*TRIGGER WARNING* This blog post talks about suicidal ideation and suicide attempts in my life. I will not go into detail about my suicide attempt (I was saving that for my memoir, and this isn’t the place.) I am hoping that this story is about hope in the face of hopelessness. Please read the whole piece.
How A Second Change Changed my Mental Illness Life
I was sitting in my hospital bed, it was the second time in two weeks.
Just a week earlier I was at the end of my rope and lost in hopelessness. I couldn’t fight anymore, and I just wanted life to end. It had been weeks of struggling to get a grip on my depression. I had hit my lowest I have ever been on this journey. I wanted the emotional turmoil to end. I made the decision no one should–I tried to take my life.
Darkness is the last thing I remember.
I woke up in the ICU three days later, and it was so close to going the way that I wanted, to end the pain.
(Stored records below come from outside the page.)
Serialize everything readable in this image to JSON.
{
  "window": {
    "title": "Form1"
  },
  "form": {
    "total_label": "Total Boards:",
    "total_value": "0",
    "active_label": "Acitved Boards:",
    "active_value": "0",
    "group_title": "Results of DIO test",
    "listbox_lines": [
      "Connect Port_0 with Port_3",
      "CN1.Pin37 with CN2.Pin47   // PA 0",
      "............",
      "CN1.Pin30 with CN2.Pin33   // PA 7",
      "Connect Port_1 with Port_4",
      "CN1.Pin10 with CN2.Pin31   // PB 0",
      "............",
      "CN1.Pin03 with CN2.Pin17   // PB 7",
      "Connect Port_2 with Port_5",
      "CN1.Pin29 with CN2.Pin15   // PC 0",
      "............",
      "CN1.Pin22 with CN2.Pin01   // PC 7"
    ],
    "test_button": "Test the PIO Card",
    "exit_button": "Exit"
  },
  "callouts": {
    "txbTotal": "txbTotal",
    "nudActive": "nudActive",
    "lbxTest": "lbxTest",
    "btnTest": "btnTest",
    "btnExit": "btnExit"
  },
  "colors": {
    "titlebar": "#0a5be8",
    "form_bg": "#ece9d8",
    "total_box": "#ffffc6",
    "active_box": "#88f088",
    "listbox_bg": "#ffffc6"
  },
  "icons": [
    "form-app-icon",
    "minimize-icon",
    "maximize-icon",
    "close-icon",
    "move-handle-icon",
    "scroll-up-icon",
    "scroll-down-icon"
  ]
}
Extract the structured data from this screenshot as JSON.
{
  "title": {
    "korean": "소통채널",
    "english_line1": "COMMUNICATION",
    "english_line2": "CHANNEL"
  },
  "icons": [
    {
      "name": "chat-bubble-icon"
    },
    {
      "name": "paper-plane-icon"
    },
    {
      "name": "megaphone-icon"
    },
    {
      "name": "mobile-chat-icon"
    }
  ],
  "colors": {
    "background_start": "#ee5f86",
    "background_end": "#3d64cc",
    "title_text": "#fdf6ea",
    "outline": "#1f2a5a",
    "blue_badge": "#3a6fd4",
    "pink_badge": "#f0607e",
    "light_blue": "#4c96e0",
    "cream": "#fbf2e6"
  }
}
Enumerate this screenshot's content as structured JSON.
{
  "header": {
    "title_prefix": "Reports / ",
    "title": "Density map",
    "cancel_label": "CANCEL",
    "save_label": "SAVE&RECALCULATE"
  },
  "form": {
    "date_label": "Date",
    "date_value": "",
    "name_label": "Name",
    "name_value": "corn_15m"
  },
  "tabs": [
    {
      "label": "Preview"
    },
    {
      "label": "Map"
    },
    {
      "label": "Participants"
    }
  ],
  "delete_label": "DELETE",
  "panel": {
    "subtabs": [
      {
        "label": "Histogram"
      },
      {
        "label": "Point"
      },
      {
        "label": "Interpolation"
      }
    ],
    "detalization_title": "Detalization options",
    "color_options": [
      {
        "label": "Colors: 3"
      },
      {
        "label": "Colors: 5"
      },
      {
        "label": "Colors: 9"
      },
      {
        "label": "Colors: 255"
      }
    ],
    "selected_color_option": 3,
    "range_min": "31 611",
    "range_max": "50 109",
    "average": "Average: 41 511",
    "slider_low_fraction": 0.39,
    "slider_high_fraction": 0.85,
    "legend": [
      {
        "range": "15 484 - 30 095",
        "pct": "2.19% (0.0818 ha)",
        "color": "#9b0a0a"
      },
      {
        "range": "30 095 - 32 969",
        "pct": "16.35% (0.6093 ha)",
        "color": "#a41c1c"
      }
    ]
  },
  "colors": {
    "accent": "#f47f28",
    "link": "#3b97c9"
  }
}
I spend three days in a coma, and the doctors told my mom that I might never wake up again. I thought it was the end. When I woke, I felt terrible. How could I let myself get this bad again? Why couldn’t I reach out and tell someone that I was not okay? Suicide had become my life, and I was not great at it all.
After two days of deep thinking in my hospital bed, I made a promise that this would be the last time. I would never put my family in this position again. Suicide was not the answer. I wish the story ended here, but it doesn’t, but I went home after a week.
Two days later I was really anxious all day. I felt so sick and nauseous that I thought that something was wrong–I had no idea.
I was sitting on my mom’s dining room table watching a movie on my computer. I don’t really remember what happened next, and this recount comes from what my family remembers.
I collapsed on the floor for a time. Next thing I remember is laying on the floor with a plastic spoon in my mouth, medics, and fireman shining lights in my eyes. I was panicked and had no idea what was going on. My family explained that I had a seizure. The next 48 hours was the worst ordeal that I have ever experienced. I had more seizures, several spinal taps, and what seemed like endless tests. I spent another week in the hospital and the scariest thing about my experience, they could not definitively tell me what had caused the seizures. It was most likely the delayed reaction of a significant overdose of Seroquel.
The most vivid memory is me laying in that hospital bed late at night on that second hospital visit. It was dark in my room, and I was listening to the steady beat of my heart. My mind was racing about a million miles a second. I thought about all that I had been through over the past three and a half years. How much pain that I put my mother threw on a daily basis. The people no longer a part of my life. How I could not remember a happy moment in four years. My soul was all but gone, the flame barely illuminated. I made the decision to live right then and there, I haven’t looked back since.
Everything that has happened since came out of these two weeks in my life. The Bipolar Writer persona. Working on my mental health. For the first time in my life, I admitted that I am Bipolar and that I needed help.
My blog. My memoir. Everything that has happened in my life since that moment has been based on truth–I truly believe that I was saved by God. That I was saved so that someday I could help others. No matter how down into the darkness I go nowadays, I will never let myself get to the point of suicide.
There is always hope. I tell people that contact me when they are suicidal that there is always an option other than suicide. You are worth it, and you have to love yourself first.
Always Keep Fighting